- _Goal of the exercise_:
Give back the full set of entries exactly, keeping each line intact.

++++++++

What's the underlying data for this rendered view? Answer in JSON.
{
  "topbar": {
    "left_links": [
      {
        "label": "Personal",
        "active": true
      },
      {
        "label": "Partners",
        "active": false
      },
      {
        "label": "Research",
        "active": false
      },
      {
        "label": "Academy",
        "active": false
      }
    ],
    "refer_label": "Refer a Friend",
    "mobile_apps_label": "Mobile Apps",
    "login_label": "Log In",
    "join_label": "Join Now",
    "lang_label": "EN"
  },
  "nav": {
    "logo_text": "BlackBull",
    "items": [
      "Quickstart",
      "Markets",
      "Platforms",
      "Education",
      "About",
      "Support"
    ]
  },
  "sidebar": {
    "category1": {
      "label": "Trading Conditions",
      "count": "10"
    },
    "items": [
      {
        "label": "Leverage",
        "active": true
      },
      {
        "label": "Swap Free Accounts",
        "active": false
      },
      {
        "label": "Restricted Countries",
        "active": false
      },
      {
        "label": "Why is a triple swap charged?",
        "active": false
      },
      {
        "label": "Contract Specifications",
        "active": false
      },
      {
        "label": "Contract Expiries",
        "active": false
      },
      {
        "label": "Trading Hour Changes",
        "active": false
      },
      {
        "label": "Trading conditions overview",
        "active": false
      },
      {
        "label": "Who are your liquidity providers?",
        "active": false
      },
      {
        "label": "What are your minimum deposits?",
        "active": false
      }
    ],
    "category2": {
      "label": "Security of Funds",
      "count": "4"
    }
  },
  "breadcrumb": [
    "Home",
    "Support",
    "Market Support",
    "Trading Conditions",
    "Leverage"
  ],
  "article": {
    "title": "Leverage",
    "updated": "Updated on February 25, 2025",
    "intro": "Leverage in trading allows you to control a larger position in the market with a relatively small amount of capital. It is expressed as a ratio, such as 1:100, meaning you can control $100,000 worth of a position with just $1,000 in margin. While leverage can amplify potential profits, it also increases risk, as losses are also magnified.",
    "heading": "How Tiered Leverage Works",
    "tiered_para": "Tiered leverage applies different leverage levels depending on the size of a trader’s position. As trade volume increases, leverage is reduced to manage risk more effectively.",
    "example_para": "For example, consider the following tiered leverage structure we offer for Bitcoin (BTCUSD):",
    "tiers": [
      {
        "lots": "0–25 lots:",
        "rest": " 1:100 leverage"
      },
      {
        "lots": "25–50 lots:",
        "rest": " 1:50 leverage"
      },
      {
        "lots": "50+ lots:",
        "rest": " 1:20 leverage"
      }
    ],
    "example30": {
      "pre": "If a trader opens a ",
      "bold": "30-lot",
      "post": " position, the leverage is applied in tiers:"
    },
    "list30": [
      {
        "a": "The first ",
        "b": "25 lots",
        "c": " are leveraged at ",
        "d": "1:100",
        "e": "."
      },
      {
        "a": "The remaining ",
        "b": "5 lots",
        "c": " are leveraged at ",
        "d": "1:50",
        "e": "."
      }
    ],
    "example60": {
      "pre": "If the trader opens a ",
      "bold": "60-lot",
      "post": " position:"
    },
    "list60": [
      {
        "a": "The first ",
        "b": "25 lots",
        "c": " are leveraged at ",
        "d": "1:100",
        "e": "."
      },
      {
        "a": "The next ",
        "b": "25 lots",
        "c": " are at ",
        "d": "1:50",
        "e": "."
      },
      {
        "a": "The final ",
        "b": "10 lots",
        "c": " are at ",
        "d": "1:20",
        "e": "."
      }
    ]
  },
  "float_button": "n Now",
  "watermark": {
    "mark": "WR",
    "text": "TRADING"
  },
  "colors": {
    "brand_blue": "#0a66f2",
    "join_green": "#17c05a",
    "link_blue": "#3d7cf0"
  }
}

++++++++

- _Reply_:
What's the underlying data for this rendered view? Answer in JSON.
{
  "topbar": {
    "left_links": [
      {
        "label": "Personal",
        "active": true
      },
      {
        "label": "Partners",
        "active": false
      },
      {
        "label": "Research",
        "active": false
      },
      {
        "label": "Academy",
        "active": false
      }
    ],
    "refer_label": "Refer a Friend",
    "mobile_apps_label": "Mobile Apps",
    "login_label": "Log In",
    "join_label": "Join Now",
    "lang_label": "EN"
  },
  "nav": {
    "logo_text": "BlackBull",
    "items": [
      "Quickstart",
      "Markets",
      "Platforms",
      "Education",
      "About",
      "Support"
    ]
  },
  "sidebar": {
    "category1": {
      "label": "Trading Conditions",
      "count": "10"
    },
    "items": [
      {
        "label": "Leverage",
        "active": true
      },
      {
        "label": "Swap Free Accounts",
        "active": false
      },
      {
        "label": "Restricted Countries",
        "active": false
      },
      {
        "label": "Why is a triple swap charged?",
        "active": false
      },
      {
        "label": "Contract Specifications",
        "active": false
      },
      {
        "label": "Contract Expiries",
        "active": false
      },
      {
        "label": "Trading Hour Changes",
        "active": false
      },
      {
        "label": "Trading conditions overview",
        "active": false
      },
      {
        "label": "Who are your liquidity providers?",
        "active": false
      },
      {
        "label": "What are your minimum deposits?",
        "active": false
      }
    ],
    "category2": {
      "label": "Security of Funds",
      "count": "4"
    }
  },
  "breadcrumb": [
    "Home",
    "Support",
    "Market Support",
    "Trading Conditions",
    "Leverage"
  ],
  "article": {
    "title": "Leverage",
    "updated": "Updated on February 25, 2025",
    "intro": "Leverage in trading allows you to control a larger position in the market with a relatively small amount of capital. It is expressed as a ratio, such as 1:100, meaning you can control $100,000 worth of a position with just $1,000 in margin. While leverage can amplify potential profits, it also increases risk, as losses are also magnified.",
    "heading": "How Tiered Leverage Works",
    "tiered_para": "Tiered leverage applies different leverage levels depending on the size of a trader’s position. As trade volume increases, leverage is reduced to manage risk more effectively.",
    "example_para": "For example, consider the following tiered leverage structure we offer for Bitcoin (BTCUSD):",
    "tiers": [
      {
        "lots": "0–25 lots:",
        "rest": " 1:100 leverage"
      },
      {
        "lots": "25–50 lots:",
        "rest": " 1:50 leverage"
      },
      {
        "lots": "50+ lots:",
        "rest": " 1:20 leverage"
      }
    ],
    "example30": {
      "pre": "If a trader opens a ",
      "bold": "30-lot",
      "post": " position, the leverage is applied in tiers:"
    },
    "list30": [
      {
        "a": "The first ",
        "b": "25 lots",
        "c": " are leveraged at ",
        "d": "1:100",
        "e": "."
      },
      {
        "a": "The remaining ",
        "b": "5 lots",
        "c": " are leveraged at ",
        "d": "1:50",
        "e": "."
      }
    ],
    "example60": {
      "pre": "If the trader opens a ",
      "bold": "60-lot",
      "post": " position:"
    },
    "list60": [
      {
        "a": "The first ",
        "b": "25 lots",
        "c": " are leveraged at ",
        "d": "1:100",
        "e": "."
      },
      {
        "a": "The next ",
        "b": "25 lots",
        "c": " are at ",
        "d": "1:50",
        "e": "."
      },
      {
        "a": "The final ",
        "b": "10 lots",
        "c": " are at ",
        "d": "1:20",
        "e": "."
      }
    ]
  },
  "float_button": "n Now",
  "watermark": {
    "mark": "WR",
    "text": "TRADING"
  },
  "colors": {
    "brand_blue": "#0a66f2",
    "join_green": "#17c05a",
    "link_blue": "#3d7cf0"
  }
}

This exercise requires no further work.